| EXERCISE DETAILS |
Among the lines below, count those containing the word "title". Give the number only.

Data excerpts:
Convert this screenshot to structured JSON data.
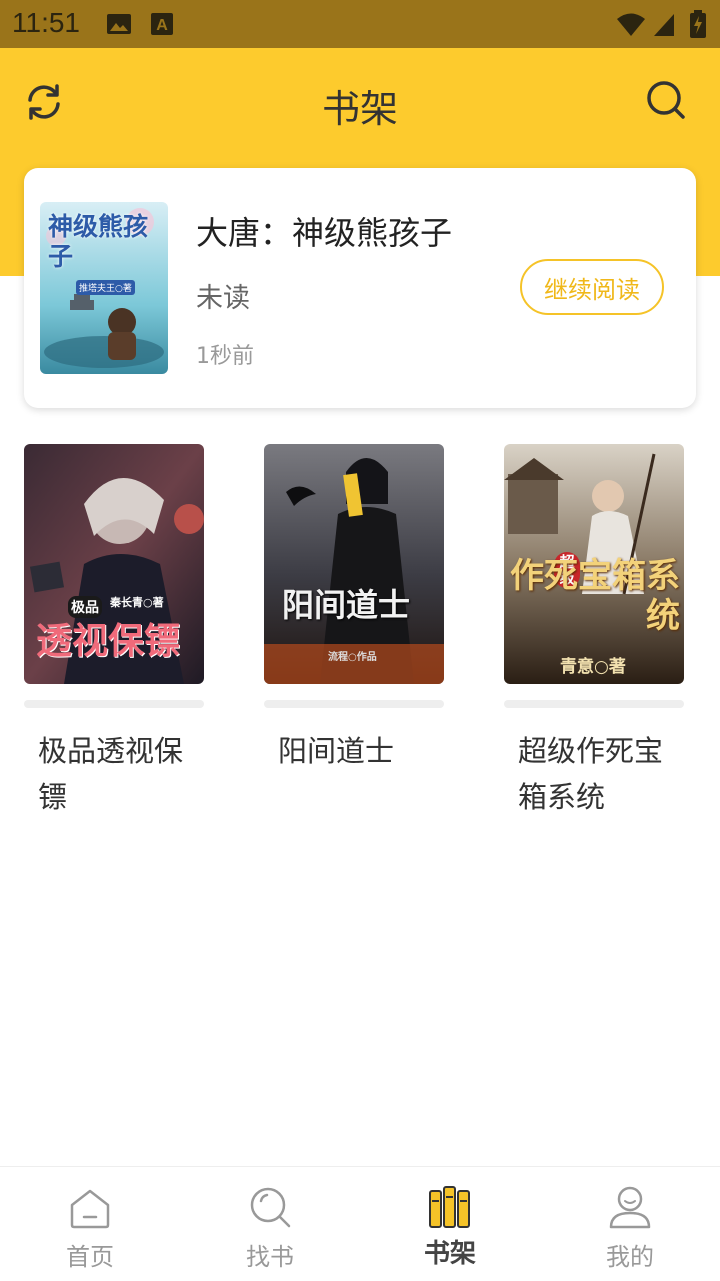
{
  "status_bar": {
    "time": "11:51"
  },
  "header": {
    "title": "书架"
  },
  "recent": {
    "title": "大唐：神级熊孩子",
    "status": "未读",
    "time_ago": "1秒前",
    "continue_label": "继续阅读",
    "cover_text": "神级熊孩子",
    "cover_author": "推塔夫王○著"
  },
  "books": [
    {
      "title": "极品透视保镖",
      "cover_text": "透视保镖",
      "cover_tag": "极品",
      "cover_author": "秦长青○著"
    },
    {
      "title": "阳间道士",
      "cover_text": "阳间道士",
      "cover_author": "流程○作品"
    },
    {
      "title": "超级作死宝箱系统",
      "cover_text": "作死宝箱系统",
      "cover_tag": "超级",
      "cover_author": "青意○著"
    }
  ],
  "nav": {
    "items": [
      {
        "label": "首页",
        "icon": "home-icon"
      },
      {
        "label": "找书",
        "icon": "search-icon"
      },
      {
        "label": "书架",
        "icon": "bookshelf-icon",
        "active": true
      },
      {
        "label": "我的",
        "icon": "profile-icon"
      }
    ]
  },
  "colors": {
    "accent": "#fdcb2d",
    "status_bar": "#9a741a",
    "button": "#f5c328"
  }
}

| RESPONSE TO THE EXERCISE |
5